Tuesday, January 6, 2009

Another ultrasound

I was aware from pretty much the beginning that my worst days were yet to come, but I had never expected one of them to be so soon. I never saw this one coming. I had a doctor's appointment with my OB/Gyn. Usually, Dave went with me, but this time, he had some things to take care of at school, so he didn't go. I had told him the night before that he didn't have to go, but if he got finished early, give me a call. You see, an ultrasound was scheduled for that day, but I didn't know if they were going to go through with it.
My doctor's office is weird. You go into a waiting room, and wait. Then you go back and see the lab techs for blood, bp, weight, etc. Then they put you in another, smaller waiting room. It began to hit me in this smaller waiting room that maybe this was a mistake. I was closely surrounded by pregnant women who (I assumed) had "normal" pregnancies. Thank goodness I had a book; it was a good distraction, but I had to try hard to be distracted.
I was called into the ultrasound room. The sonographer went through the routine stuff and told me to get up on the table. Once again, I swallowed hard. It's not always easy to tell people of Lily's condition, but I wasn't sure if I even needed to go through with this. The girl told me that she had never seen a Trisomy 18 ultrasound before, but in this past year, she had seen three.
How can I express how hard it is to look up on that screen and see what looks to my ignorant eye to be a healthy baby yet to know how fragile the life I beheld actually was? I sobbed, again. I know the sonographer felt bad, so I told her not to worry that it was the first ultrasound I had had since finding out. My heart hurt so badly. She told me that Lily was moving, movement I had not felt much of, couldn't even feel while she saw all that was going on. For lack of better words, it was a touching sadness. I asked her about certain problems I knew characterized T-18 babies, but she really couldn't see all that much. She did see three vessels in the umblical cord (sometimes there is only one). That was good. No cleft palate/lip. The feet seemed fine. Size was about 1 week off. That happens with these babies. A little low on the ambiotic fluid, but not much. I think she was trying to be positive. For the life of me, though, I don't understand how all these good markers are here, yet every cell in my baby's body has that extra chromosome and tries to label her "incompatible with life." When she was done, the sonographer must have really felt bad because she printed a lot of pictures for me.

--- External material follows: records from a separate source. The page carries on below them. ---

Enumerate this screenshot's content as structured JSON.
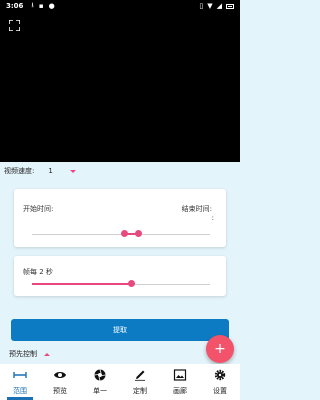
{
  "status_bar": {
    "time": "3:06",
    "icons": [
      "download-icon",
      "notification-icon",
      "circle-icon"
    ],
    "right_icons": [
      "vibrate-icon",
      "wifi-icon",
      "signal-icon",
      "battery-icon"
    ]
  },
  "video": {
    "fullscreen_icon": "fullscreen-icon"
  },
  "speed": {
    "label": "视频速度:",
    "value": "1"
  },
  "time_card": {
    "start_label": "开始时间:",
    "end_label": "结束时间:",
    "end_value": ":",
    "range_start_fraction": 0.52,
    "range_end_fraction": 0.6
  },
  "fps_card": {
    "label": "帧每 2 秒",
    "value_fraction": 0.56
  },
  "extract_button": "提取",
  "fab": {
    "label": "+"
  },
  "preview_control": {
    "label": "预先控制"
  },
  "nav": {
    "items": [
      {
        "label": "范围",
        "icon": "range-icon",
        "active": true
      },
      {
        "label": "预览",
        "icon": "eye-icon",
        "active": false
      },
      {
        "label": "单一",
        "icon": "aperture-icon",
        "active": false
      },
      {
        "label": "定制",
        "icon": "pencil-icon",
        "active": false
      },
      {
        "label": "画廊",
        "icon": "gallery-icon",
        "active": false
      },
      {
        "label": "设置",
        "icon": "gear-icon",
        "active": false
      }
    ]
  },
  "colors": {
    "accent": "#e84a7f",
    "primary": "#0d7bc4",
    "fab": "#f2536a",
    "background": "#e4f4fb"
  }
}
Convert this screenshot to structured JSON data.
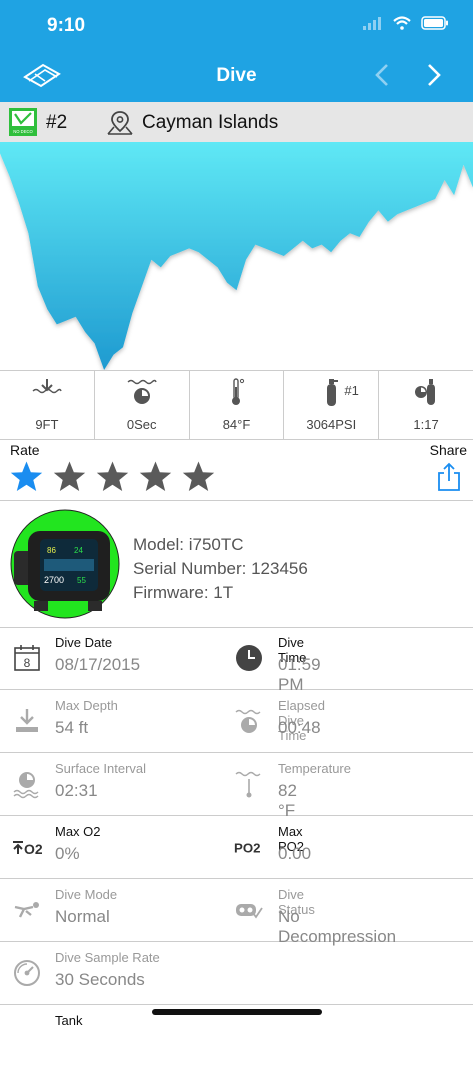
{
  "status": {
    "time": "9:10"
  },
  "nav": {
    "title": "Dive"
  },
  "location": {
    "dive_number": "#2",
    "name": "Cayman Islands",
    "badge_text": "NO DECO"
  },
  "stats": [
    {
      "icon": "max-depth-icon",
      "value": "9FT"
    },
    {
      "icon": "surface-interval-icon",
      "value": "0Sec"
    },
    {
      "icon": "thermometer-icon",
      "value": "84°F"
    },
    {
      "icon": "tank-icon",
      "tank": "#1",
      "value": "3064PSI"
    },
    {
      "icon": "elapsed-tank-icon",
      "value": "1:17"
    }
  ],
  "rating": {
    "label": "Rate",
    "share_label": "Share",
    "stars": 1,
    "max_stars": 5
  },
  "device": {
    "model": "Model: i750TC",
    "serial": "Serial Number: 123456",
    "firmware": "Firmware: 1T",
    "screen_readouts": [
      "86",
      "24",
      "2700",
      "55"
    ]
  },
  "details": {
    "dive_date": {
      "label": "Dive Date",
      "value": "08/17/2015",
      "icon_day": "8"
    },
    "dive_time": {
      "label": "Dive Time",
      "value": "01:59 PM"
    },
    "max_depth": {
      "label": "Max Depth",
      "value": "54 ft"
    },
    "elapsed": {
      "label": "Elapsed Dive Time",
      "value": "00:48"
    },
    "surface_interval": {
      "label": "Surface Interval",
      "value": "02:31"
    },
    "temperature": {
      "label": "Temperature",
      "value": "82 °F"
    },
    "max_o2": {
      "label": "Max O2",
      "value": "0%",
      "icon_text": "O2"
    },
    "max_po2": {
      "label": "Max PO2",
      "value": "0.00",
      "icon_text": "PO2"
    },
    "dive_mode": {
      "label": "Dive Mode",
      "value": "Normal"
    },
    "dive_status": {
      "label": "Dive Status",
      "value": "No Decompression"
    },
    "sample_rate": {
      "label": "Dive Sample Rate",
      "value": "30 Seconds"
    },
    "tank": {
      "label": "Tank"
    }
  },
  "colors": {
    "accent": "#1fa3e3",
    "graph_top": "#5fe8f5",
    "graph_bottom": "#1e9ad0",
    "star_active": "#1a8df0",
    "star_inactive": "#5a5a5a"
  },
  "chart_data": {
    "type": "area",
    "title": "",
    "xlabel": "",
    "ylabel": "",
    "x": [
      0,
      1,
      2,
      3,
      4,
      5,
      6,
      7,
      8,
      9,
      10,
      11,
      12,
      13,
      14,
      15,
      16,
      17,
      18,
      19,
      20,
      21,
      22,
      23,
      24,
      25,
      26,
      27,
      28,
      29,
      30,
      31,
      32,
      33,
      34,
      35,
      36,
      37,
      38,
      39,
      40,
      41,
      42,
      43,
      44,
      45,
      46,
      47,
      48,
      49,
      50
    ],
    "series": [
      {
        "values": [
          3,
          9,
          16,
          24,
          38,
          44,
          48,
          47,
          46,
          50,
          53,
          60,
          56,
          54,
          45,
          38,
          31,
          33,
          30,
          29,
          28,
          29,
          31,
          33,
          37,
          39,
          31,
          27,
          28,
          29,
          30,
          28,
          26,
          28,
          27,
          29,
          26,
          24,
          25,
          21,
          18,
          21,
          19,
          18,
          17,
          16,
          15,
          10,
          14,
          6,
          12
        ]
      }
    ]
  }
}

I cried a little more. As I was leaving the room, Dave called. I lost it out in the hallway. It was so hard to speak. Dave just said, "I'll be there in a minute."
I was led into the doctor's office, not the exam room. I sat in the chair with my face to the wall and cried. And cried. When the doctor came in, we talked about Trisomy 18. He reminded me that this child is IWL. We talked about hospital choices, our choice for keeping or terminating, specialists we might need, how much we should put into the baby's survival. These aren't routine doctor visit questions. He told us that this year, his office had seen three trisomy 18 babies. One woman had recently had her child. It lived 22 minutes. Twenty-two minutes. I turned that number in my mind. How do you deal with that? How are we going to deal with that if something similar happens to us? How will Rani and Autumn deal with that?

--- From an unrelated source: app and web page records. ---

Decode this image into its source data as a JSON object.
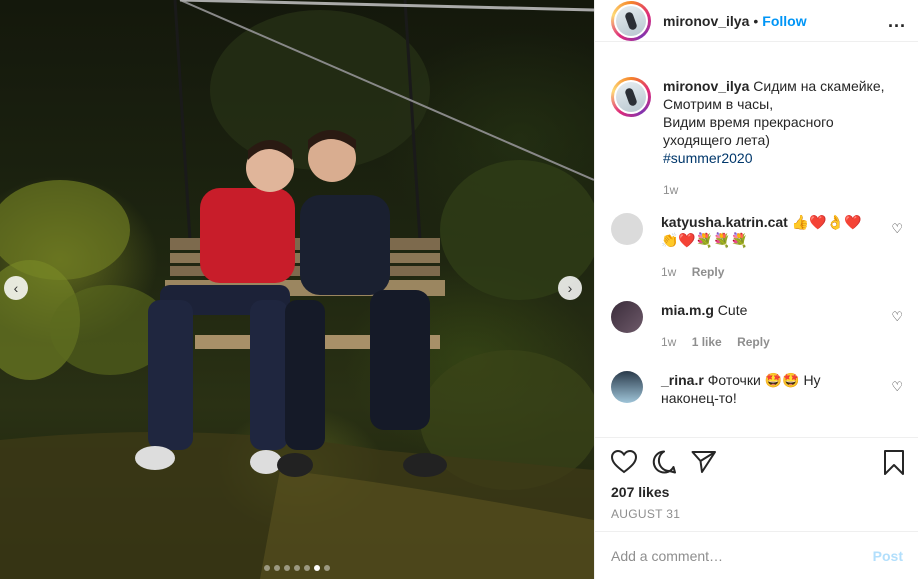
{
  "photo": {
    "nav_left_icon": "chevron-left-icon",
    "nav_right_icon": "chevron-right-icon",
    "carousel": {
      "total": 7,
      "active_index": 5
    }
  },
  "header": {
    "username": "mironov_ilya",
    "separator": "•",
    "follow_label": "Follow",
    "more_label": "..."
  },
  "caption": {
    "username": "mironov_ilya",
    "lines": [
      "Сидим на скамейке,",
      "Смотрим в часы,",
      "Видим время прекрасного",
      "уходящего лета)"
    ],
    "hashtag": "#summer2020",
    "time": "1w"
  },
  "comments": [
    {
      "username": "katyusha.katrin.cat",
      "text": "👍❤️👌❤️",
      "text2": "👏❤️💐💐💐",
      "time": "1w",
      "likes": "",
      "reply_label": "Reply"
    },
    {
      "username": "mia.m.g",
      "text": "Cute",
      "text2": "",
      "time": "1w",
      "likes": "1 like",
      "reply_label": "Reply"
    },
    {
      "username": "_rina.r",
      "text": "Фоточки 🤩🤩 Ну",
      "text2": "наконец-то!",
      "time": "",
      "likes": "",
      "reply_label": ""
    }
  ],
  "likes_text": "207 likes",
  "date_text": "AUGUST 31",
  "add_comment": {
    "placeholder": "Add a comment…",
    "post_label": "Post"
  },
  "colors": {
    "accent": "#0095f6",
    "post_disabled": "#b2dffc",
    "muted": "#8e8e8e",
    "text": "#262626"
  }
}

We left the doctor's office, deflated. I should have known that appointment wasn't going to be easy. I don't know why it never even occurred to me that it wouldn't.

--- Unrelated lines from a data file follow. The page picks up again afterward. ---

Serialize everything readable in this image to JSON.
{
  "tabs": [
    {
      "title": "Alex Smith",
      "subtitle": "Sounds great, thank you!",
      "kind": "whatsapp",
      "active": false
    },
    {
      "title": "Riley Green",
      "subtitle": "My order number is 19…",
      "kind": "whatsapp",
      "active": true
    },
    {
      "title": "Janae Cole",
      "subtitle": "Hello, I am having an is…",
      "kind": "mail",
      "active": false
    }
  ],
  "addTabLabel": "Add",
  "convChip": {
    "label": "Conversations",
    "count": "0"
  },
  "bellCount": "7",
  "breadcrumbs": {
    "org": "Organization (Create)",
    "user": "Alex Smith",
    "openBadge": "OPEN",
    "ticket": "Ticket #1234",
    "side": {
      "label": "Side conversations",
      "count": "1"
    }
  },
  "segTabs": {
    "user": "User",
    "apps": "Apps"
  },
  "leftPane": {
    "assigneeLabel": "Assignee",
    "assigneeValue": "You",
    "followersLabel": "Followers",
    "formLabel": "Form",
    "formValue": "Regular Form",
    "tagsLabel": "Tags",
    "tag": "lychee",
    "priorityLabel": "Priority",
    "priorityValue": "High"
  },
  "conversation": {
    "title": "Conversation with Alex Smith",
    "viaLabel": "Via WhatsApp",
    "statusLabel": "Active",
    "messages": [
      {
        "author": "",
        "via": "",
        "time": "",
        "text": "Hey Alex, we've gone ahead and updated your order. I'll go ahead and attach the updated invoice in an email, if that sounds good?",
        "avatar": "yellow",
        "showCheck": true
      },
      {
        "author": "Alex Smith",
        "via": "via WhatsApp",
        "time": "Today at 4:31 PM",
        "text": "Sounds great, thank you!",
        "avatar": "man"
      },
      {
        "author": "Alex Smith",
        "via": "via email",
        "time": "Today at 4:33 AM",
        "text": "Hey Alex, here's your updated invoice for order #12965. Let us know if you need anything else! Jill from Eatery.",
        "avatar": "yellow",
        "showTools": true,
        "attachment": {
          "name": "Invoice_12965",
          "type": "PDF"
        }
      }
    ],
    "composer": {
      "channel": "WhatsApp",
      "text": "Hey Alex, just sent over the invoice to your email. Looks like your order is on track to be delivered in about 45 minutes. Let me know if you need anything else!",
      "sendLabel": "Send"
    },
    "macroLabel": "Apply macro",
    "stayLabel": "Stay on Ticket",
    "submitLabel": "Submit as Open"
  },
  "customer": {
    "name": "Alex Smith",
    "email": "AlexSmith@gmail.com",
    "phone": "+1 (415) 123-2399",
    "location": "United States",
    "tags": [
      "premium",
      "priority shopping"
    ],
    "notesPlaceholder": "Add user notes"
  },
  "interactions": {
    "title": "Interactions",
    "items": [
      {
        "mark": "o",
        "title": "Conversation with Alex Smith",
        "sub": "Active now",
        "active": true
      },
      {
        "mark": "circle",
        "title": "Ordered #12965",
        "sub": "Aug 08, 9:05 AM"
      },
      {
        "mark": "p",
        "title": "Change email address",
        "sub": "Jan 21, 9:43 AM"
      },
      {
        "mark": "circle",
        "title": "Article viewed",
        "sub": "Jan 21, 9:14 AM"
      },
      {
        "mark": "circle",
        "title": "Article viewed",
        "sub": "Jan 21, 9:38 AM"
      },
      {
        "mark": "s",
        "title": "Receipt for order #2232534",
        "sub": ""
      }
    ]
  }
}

1 comment:

  1. Jill - This comment is from your mama. I have been reading your "journal". You amaze me with your writings, where all your wisdom comes from I do not know. I love you so much and I hate this is happening to you and Dave as well as to Rani & Autumn and also to Lily Grace. I pray that you will keep close to your heart all the wise words, phrases, thoughts and prayers you are writing down because you have it all right. Sometimes our mind tells us one thing and then the reality steps in and we wonder how we can handle it. I believe with all my heart that you can handle this. With God being your strength I also believe that Dave is your strength too, your love for each other makes you both strong. I love you and I am with you all the way on this.